Secondly, Mr. Whall notes, "None of the Germans had thought to offer [Vesper Coach Al] Rosenberg a place on the launch." I myself took Mr. Rosenberg and Assistant Coach Dietrich Rose in the regatta launch.
Finally, nobody in Ratzeburg yelled the Nazi call "Sieg Heil!" Mr. Whall claims to have heard. Nobody but he heard the crowd roar "Heil!" in response. I wonder what Mr. Whall intends by this malicious lie.
Coach, Ratzeburg Rowing Club Crew
Ratzeburg, West Germany
? SPORTS ILLUSTRATED regrets that faulty translation by an interpreter and an unpracticed ear combined to mistake the traditional and rapidly spoken German victory salute, "Zicke-zacke Zicke-zacke-Hei! Hei! Hei!" for the better remembered—and best forgotten—"Sieg Heil." Onetime Ratzeburger Dietrich Rose had taught the cheer to the Vesper crew which, with Rose leading, thus saluted the victorious German crew at the presentation of the prize. The "starting gun" was meant metaphorically. As for the launch incident, it is true that Coach Adam did invite Coach Rosenberg to accompany him on his boat, but only after a Vesper man had reminded German officials of the oversight.—ED.
You write off the death of a young Italian skier, Walter Mussner, during the Cervinia Flying Kilometer Ski Race with the obtuse observation: "This sort of skiing is less a matter of skill than of aiming oneself in the right direction-straight down. It has about as much relation to competitive sport as going over Niagara Falls in a barrel" (SCORECARD, Aug. 9).
If this is so then what of downhill skiing or bobsledding? Does not Art Arfons employ skill in steering his jet-on-wheels in a straight line?
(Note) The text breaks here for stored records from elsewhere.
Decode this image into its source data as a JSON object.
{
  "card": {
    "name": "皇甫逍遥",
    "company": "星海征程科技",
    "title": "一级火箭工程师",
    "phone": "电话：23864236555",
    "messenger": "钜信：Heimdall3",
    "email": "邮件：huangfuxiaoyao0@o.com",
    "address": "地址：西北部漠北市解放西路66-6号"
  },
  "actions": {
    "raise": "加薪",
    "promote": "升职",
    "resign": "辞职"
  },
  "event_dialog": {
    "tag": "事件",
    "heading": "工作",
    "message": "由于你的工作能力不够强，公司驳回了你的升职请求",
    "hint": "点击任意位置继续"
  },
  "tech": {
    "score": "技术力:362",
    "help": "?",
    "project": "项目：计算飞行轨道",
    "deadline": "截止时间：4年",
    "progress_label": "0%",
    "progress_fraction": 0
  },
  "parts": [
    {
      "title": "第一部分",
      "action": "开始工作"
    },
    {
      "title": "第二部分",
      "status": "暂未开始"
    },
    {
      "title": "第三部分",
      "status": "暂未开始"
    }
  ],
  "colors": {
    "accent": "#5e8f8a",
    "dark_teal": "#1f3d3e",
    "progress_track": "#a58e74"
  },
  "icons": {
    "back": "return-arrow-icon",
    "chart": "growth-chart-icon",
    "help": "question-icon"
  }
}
And why do ski fliers, who seek distance over form, continue to try to shatter the 500-foot barrier?